burnt ornito root,
always green in the calcareous room,
representing the crime of murder
the offence of fratricide,
pusillanimous between swift steeds,
fast in the sustained windiness of D minor.
Yes! It is absolutely true,
and I say it without shame,
true, and also certain,
the fiercely tight shorts impel the concrete man to eternalize himself.
Torrents of satisfaction sprout from the multi-coloured stirrup,
the degeneration of a cornered premolar,
afloat in the pan of absurdity.
It is true that two and two make five,
but also, it is true, that two times two make five,
so that my bed will always have five consolations,
five consolations wing to wing;

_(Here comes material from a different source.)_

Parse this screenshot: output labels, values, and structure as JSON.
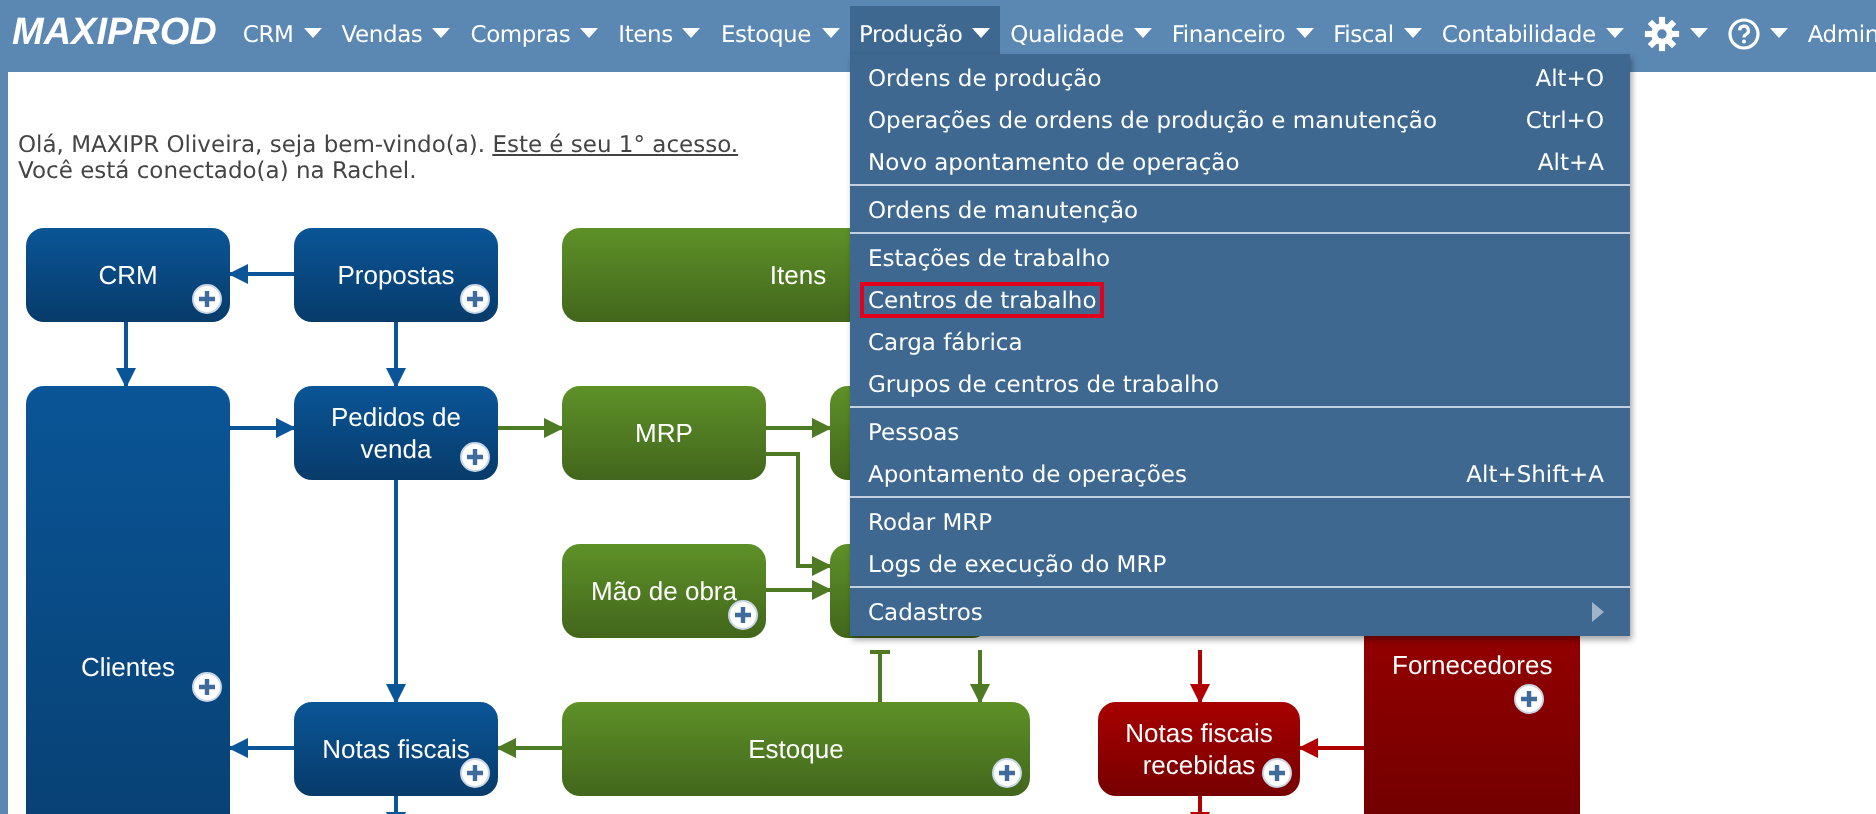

it seems that the five consolations
even when the stay is not the same
are always born,
reproduce and die in the same house.
-The operation is indifferent-
Morir en tu calma (Antología poética 1988-2010)
(Santiago: Follas Novas, 2013)
This book popped out of my book pile when I was transferring it to some new shelves in the room where I paint and write. I must have bought it in Santiago at the end of a Camino but I have no memory of the act: it appeared in a gesture of surreal magic.
Surreal magic describes the creative process of Juan Vidales. The word play makes me think of a domesticated Kurt Schwitters: the use of numbers, the absurd metaphors, the rhythmic flow. It also made me think of a young rock musician, Javi, who stayed at our house in Asturias as a volunteer: he also wrote songs that flowed down the page in torrents.
The poem I was looking at yesterday was also forcing against formal constraints. Blas Otero does not obey poetic conventions in rebellion against the Garcilasan strain in post-war Spanish poetry. Garcilaso de la Vega was the sixteenth-century poet who introduced the Petrarchan sonnet to Spain: a model of classical restraint, concision and balance. The revival of rule-bound poetry following a poet from the glorious past of Spain, clearly appealed to fascists. Breaking moulds and renouncing formalism became the sine que non of democrats.
Vidales was born in the same year as I was: 1965. Although I am not Spanish I have a gut-level sense of the cultural background to his work: he has studied the same art, read the same books and listened to the same music as me. It is no coincidence that he makes me think of Javi: there is a clear line from Dada through the Happenings of the Sixties to the rock spectacular, anthemic love songs, lyrics that adolescents puzzled over in their bedsits, the culture of the album cover, poetry performance. You might even say that Vidales was “trippy”.
This rejection of metrics is no longer unconventional. The poems in this collection have a curiously conventional range of themes and images in spite of all the wordplay and invention: romantic love and sex washing around in recurrent images of waves, surges, billows and blows. I read the poems as wildly fantastic courtship display. This is what gives them their contemporary tinge: the feeling that they belong to the same world as rock lyrics, advertising campaigns and non-stop imagery jittering across a screen.
Anyway I like the fiercely tight shorts. It makes me think of Charles Olson.